Join North Island College’s Global Learning Initiative Wednesday, Jan. 23 for the documentary, Burned – an unflinching, critical look at the woody biomass industry as a climate change solution.
The film examines the accelerated, mass destruction of forests to produce wood pellets as an alternative energy source.
It covers the struggle of forest activists, ecologists, scientists and concerned citizens fighting to establish the enormous value of forests, protect their communities and alter energy policy in the US and abroad.
Produced by filmmakers Alan Dater and Lisa Merton, Burned received the Audience Choice award at the American Conservational Film Festival in 2017, among other accolades.
“Yes, these trees may grow back in time, but we don’t have 50, 70, 100 years to wait for those trees to grow back to take that carbon out of the atmosphere,” said Dr. Mary S. Booth, an expert in greenhouse gas emissions quoted in the film. “We need to do it right away.”
“If you’re interested in reducing emissions now, then burning something that puts more carbon into the air than the thing you’re replacing, which is coal, doesn’t make sense,” Booth said.
The 74-minute film runs in the Stan Hagen Theatre at NIC’s Comox Valley campus, starting at 6:30 p.m. Doors open at 6 p.m.
Admission is by donation to the Global Learning Initiative, which fosters awareness of global issues through partnerships with local communities and individuals. The student-run initiative supports NIC students’ experiences in remote communities in Uganda, Nepal and Mozambique and continues to strengthen cultural understandings through field schools to Aboriginal and global communities.
Following the film, Jennell Ellis of Clean Air Comox Valley will lead a short presentation about local air quality concerns. Fair trade coffee and chocolate are also available for purchase at the event.

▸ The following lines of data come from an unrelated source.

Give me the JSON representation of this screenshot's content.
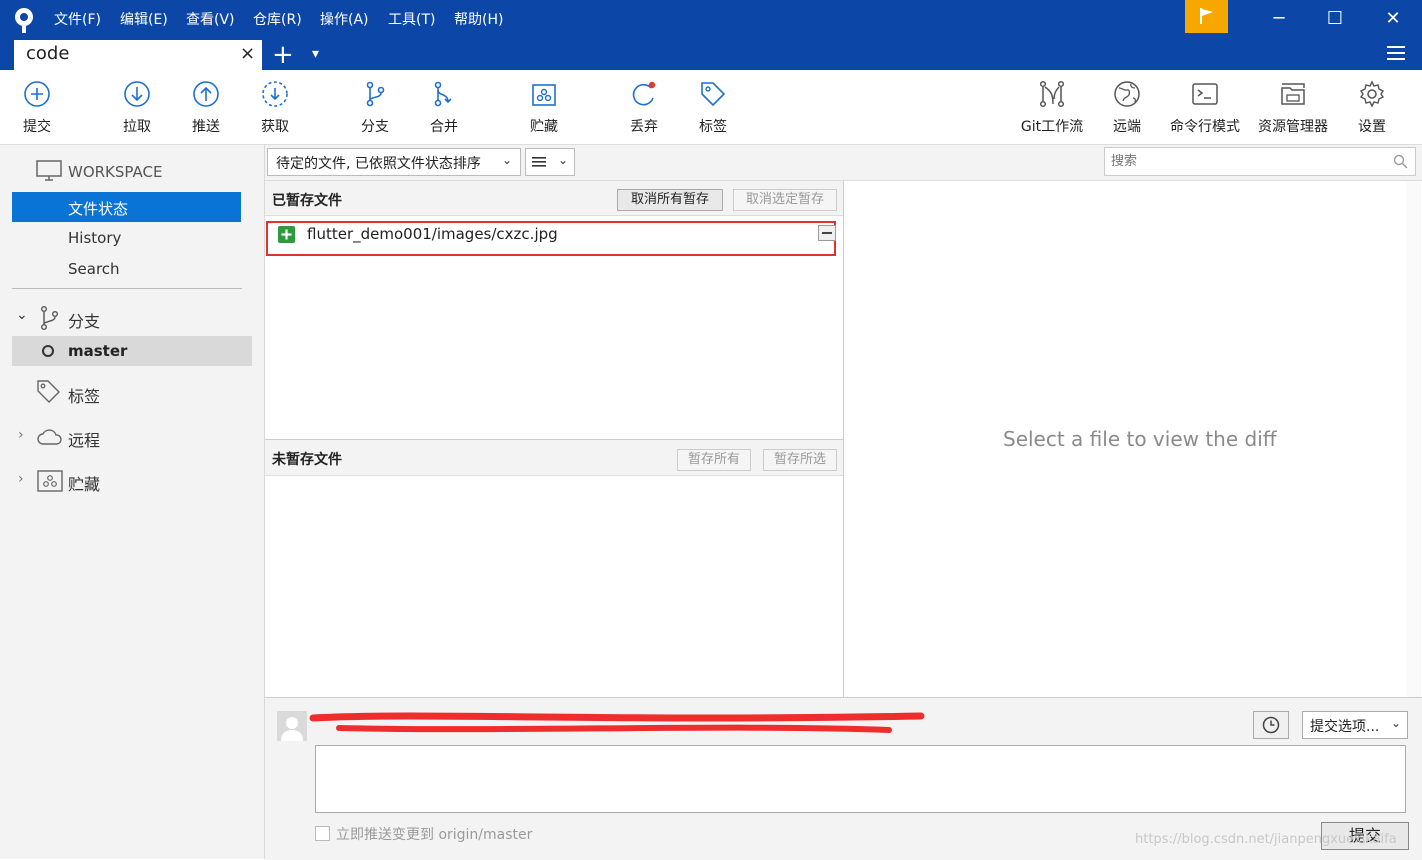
{
  "menu": [
    "文件(F)",
    "编辑(E)",
    "查看(V)",
    "仓库(R)",
    "操作(A)",
    "工具(T)",
    "帮助(H)"
  ],
  "tab": {
    "title": "code",
    "close": "×",
    "add": "+",
    "dropdown": "▾"
  },
  "toolbar": {
    "left": [
      {
        "label": "提交",
        "icon": "plus-circle-icon"
      },
      {
        "label": "拉取",
        "icon": "arrow-down-circle-icon"
      },
      {
        "label": "推送",
        "icon": "arrow-up-circle-icon"
      },
      {
        "label": "获取",
        "icon": "fetch-dashed-circle-icon"
      },
      {
        "label": "分支",
        "icon": "branch-icon"
      },
      {
        "label": "合并",
        "icon": "merge-icon"
      },
      {
        "label": "贮藏",
        "icon": "stash-icon"
      },
      {
        "label": "丢弃",
        "icon": "discard-icon"
      },
      {
        "label": "标签",
        "icon": "tag-icon"
      }
    ],
    "right": [
      {
        "label": "Git工作流",
        "icon": "git-flow-icon"
      },
      {
        "label": "远端",
        "icon": "globe-icon"
      },
      {
        "label": "命令行模式",
        "icon": "terminal-icon"
      },
      {
        "label": "资源管理器",
        "icon": "folder-icon"
      },
      {
        "label": "设置",
        "icon": "gear-icon"
      }
    ]
  },
  "sidebar": {
    "workspace": "WORKSPACE",
    "workspace_items": [
      "文件状态",
      "History",
      "Search"
    ],
    "branches": "分支",
    "branch_current": "master",
    "tags": "标签",
    "remotes": "远程",
    "stashes": "贮藏"
  },
  "filter": {
    "sort_label": "待定的文件, 已依照文件状态排序",
    "view_icon": "list-view-icon",
    "search_placeholder": "搜索"
  },
  "staged": {
    "title": "已暂存文件",
    "unstage_all": "取消所有暂存",
    "unstage_selected": "取消选定暂存",
    "files": [
      {
        "name": "flutter_demo001/images/cxzc.jpg",
        "status": "added"
      }
    ]
  },
  "unstaged": {
    "title": "未暂存文件",
    "stage_all": "暂存所有",
    "stage_selected": "暂存所选"
  },
  "diff": {
    "placeholder": "Select a file to view the diff"
  },
  "commit": {
    "options_label": "提交选项...",
    "push_checkbox_label": "立即推送变更到 origin/master",
    "submit_label": "提交"
  },
  "watermark": "https://blog.csdn.net/jianpengxuexikaifa",
  "colors": {
    "titlebar": "#0c47a8",
    "accent": "#0a74d6",
    "selected_bg": "#0a74d6",
    "flag": "#f6a800",
    "highlight_box": "#e03030"
  }
}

For more details, contact Lynne Oberik at 250-334-5061 or email email@example.com.
For more information on Burned, visit www.burnedthemovie.com